I love Raja, but I am seriously tired of her appropriating Native culture. It’s not funny to me anymore as a Native American. I don’t care if she’s a drag queen and it’s supposed to be “funny”. It’s really starting to bother me and I’m tired of it. This regalia means things to cultures, spiritual things, and if she’s not trying to bring awareness to the struggle and the oppression of Native Peoples then it shouldn’t be happening. I don’t think it’s appropriate for one minority to trivialize the humanity of another, especially when I try so hard to be an aspiring ally for the LGBTQ community.
For some background information on this continuing issue:

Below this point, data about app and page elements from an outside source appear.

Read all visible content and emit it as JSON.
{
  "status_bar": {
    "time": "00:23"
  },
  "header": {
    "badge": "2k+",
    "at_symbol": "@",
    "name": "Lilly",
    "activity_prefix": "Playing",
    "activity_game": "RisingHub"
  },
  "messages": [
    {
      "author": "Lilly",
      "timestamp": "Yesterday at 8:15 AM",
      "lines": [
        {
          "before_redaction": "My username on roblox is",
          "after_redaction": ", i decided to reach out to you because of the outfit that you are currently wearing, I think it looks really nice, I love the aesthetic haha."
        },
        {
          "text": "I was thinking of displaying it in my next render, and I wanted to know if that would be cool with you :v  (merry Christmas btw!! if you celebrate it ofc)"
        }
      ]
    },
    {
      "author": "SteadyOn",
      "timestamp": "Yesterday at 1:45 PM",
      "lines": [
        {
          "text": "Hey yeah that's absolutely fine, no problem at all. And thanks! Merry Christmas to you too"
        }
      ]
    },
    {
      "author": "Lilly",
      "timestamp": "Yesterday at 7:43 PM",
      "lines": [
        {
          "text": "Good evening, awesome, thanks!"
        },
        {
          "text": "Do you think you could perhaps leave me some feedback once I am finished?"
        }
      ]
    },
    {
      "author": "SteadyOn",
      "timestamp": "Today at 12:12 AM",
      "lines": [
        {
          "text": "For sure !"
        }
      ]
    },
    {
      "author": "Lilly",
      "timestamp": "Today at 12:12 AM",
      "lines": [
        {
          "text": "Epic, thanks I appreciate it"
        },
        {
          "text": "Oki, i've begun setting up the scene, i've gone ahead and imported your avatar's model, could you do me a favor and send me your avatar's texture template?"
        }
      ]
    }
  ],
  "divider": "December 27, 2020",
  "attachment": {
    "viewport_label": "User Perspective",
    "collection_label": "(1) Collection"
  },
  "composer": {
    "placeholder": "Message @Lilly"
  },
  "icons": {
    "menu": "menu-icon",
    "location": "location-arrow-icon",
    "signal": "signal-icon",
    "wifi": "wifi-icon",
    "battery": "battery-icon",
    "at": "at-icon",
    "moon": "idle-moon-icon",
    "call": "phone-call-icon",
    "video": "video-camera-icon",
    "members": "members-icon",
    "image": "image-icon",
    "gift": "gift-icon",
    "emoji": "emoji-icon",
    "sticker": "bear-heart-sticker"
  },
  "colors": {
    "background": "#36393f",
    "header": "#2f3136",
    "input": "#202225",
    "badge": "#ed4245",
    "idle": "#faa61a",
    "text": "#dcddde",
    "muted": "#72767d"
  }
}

But Why Can’t I Wear a Hipster Headdress? http://nativeappropriations.blogspot.com/2010/04/but-why-cant-i-wear-hipster-headdress.html
“Although we are a mostly invisible culture, that does not grant anyone the right to appropriate what little pieces of our past we have, robbing them of their dignity. Part of being seen as “trendy” also makes an entire culture not only a commodity, but also something that people will (and can) tire of; therefore being disposable. And to me, that is unacceptable.”
Headdresses promote stereotyping of Native cultures.
- “The image of a warbonnet and warpaint wearing Indian is one that has been created and perpetuated by Hollywood and only bears minimal resemblance to traditional regalia of Plains tribes. It furthers the stereotype that Native peoples are one monolithic culture, when in fact there are 500+ distinct tribes with their own cultures. It also places Native people in the historic past, as something that cannot exist in modern society. We don’t walk around in ceremonial attire everyday, but we still exist and are still Native.”
It’s just like wearing blackface.
- “Playing Indian” has a long history in the United States, all the way back to those original tea partiers in Boston, and in no way is it better than minstral shows or dressing up in blackface. You are pretending to be a race that you are not, and are drawing upon stereotypes to do so. Like my first point said, you’re collapsing distinct cultures, and in doing so, you’re asserting your power over them. Which leads me to the next issue.”
“There is a history of genocide and colonialism involved that continues today.
- By the sheer fact that you live in the United States you are benefiting from the history of genocide and continued colonialism of Native peoples. That land you’re standing on? Indian land. Taken illegally so your ancestor who came to the US could buy it and live off it, gaining valuable capital (both monetary and cultural) that passed down through the generations to you. Have I benefited as well, given I was raised in a white, suburban community? yes. absolutely. but by dismissing and minimizing the continued subordination and oppression of Natives in the US by donning your headdress, you are contributing to the culture of power that continues the cycle today.”
“But I don’t mean it in that way, I just think it’s cute!
- Well hopefully I’ve illuminated that there’s more at play here than just a “cute” fashion choice. Sorry for taking away your ignorance defense.”